Null variables in Sass

August 30, 2019

Bootstrap is a large and complex frontend library with some powerful functionality and customization built-in. Occasionally though, we get asked to make things even more customizable for folks with more CSS properties and default variables.

This is largely because Bootstrap’s CSS relies on some limited global inheritance of general styles (font, color, line-height, and more), but developers and designers often want to customize things further. So we were typically faced with adding CSS we didn’t need at the outset, and that you might need. This just didn’t seem right for any of us.

Back in January, thanks to one of our maintainers Martijn, we started using null value default variables to combat that bloat while still increasing our level of customization.

Here’s a basic example:

$body-text-align: null !default;

body {
  text-align: $body-text-align; // Won’t compile

As you can see, the Sass compiler will ignore the entire property: value; declaration because the value is null. But, if someone customized this before compilation by overriding that default value, the CSS would compile. Here’s an example of how you’d override that default variable.

// First, override `!default` variables
$body-text-align: left;

// Second, import Bootstrap
@import bootstrap;

And here’s how it compiles to CSS.

body {
  text-align: left;

It’s also worth mentioning that these null values can be used in mixins, too. Check out this old Treehouse article for details.

Historically, more flexibility in our default styles meant more code for everyone, but with null value default variables, we can continue to provide more customization when warranted without knowingly adding bloat to our compiled CSS. I still owe Bootstrap a fresh pass at this to see what we can remove.
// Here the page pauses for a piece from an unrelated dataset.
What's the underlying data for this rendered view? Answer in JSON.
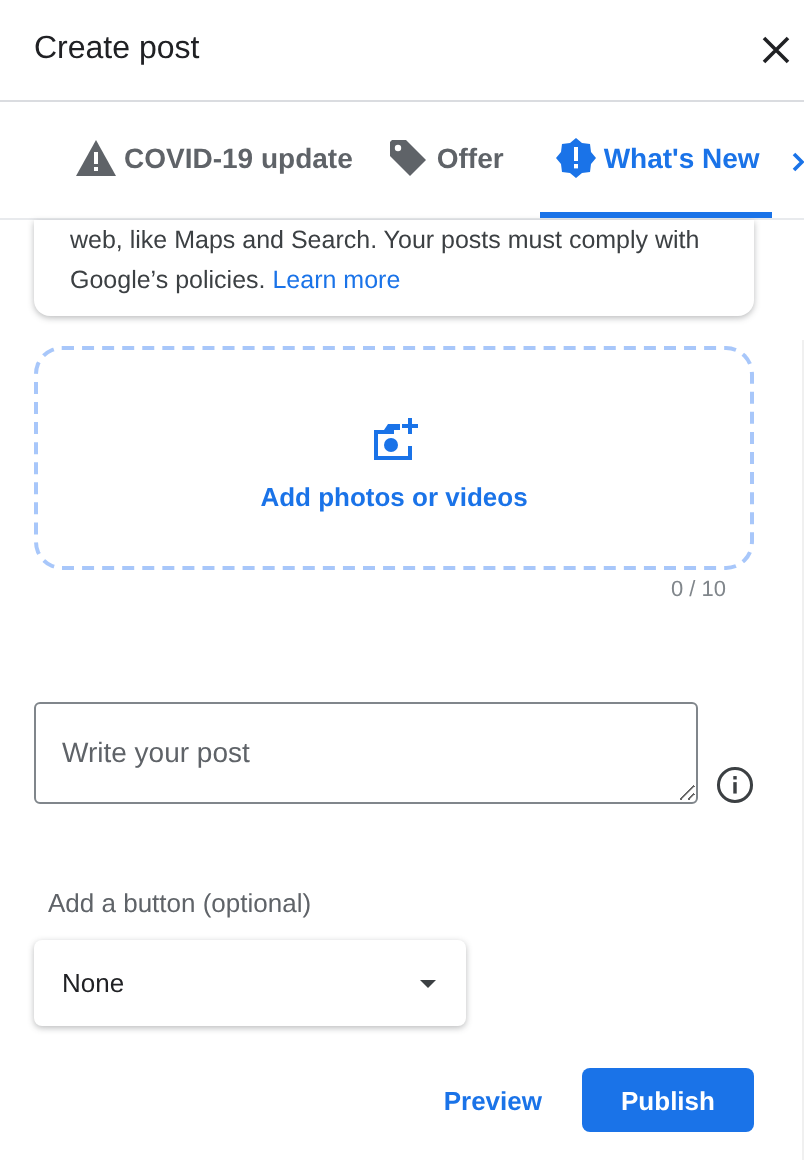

Hopefully we can continue to find more techniques for increased customization and smaller file sizes. Please share if you have them!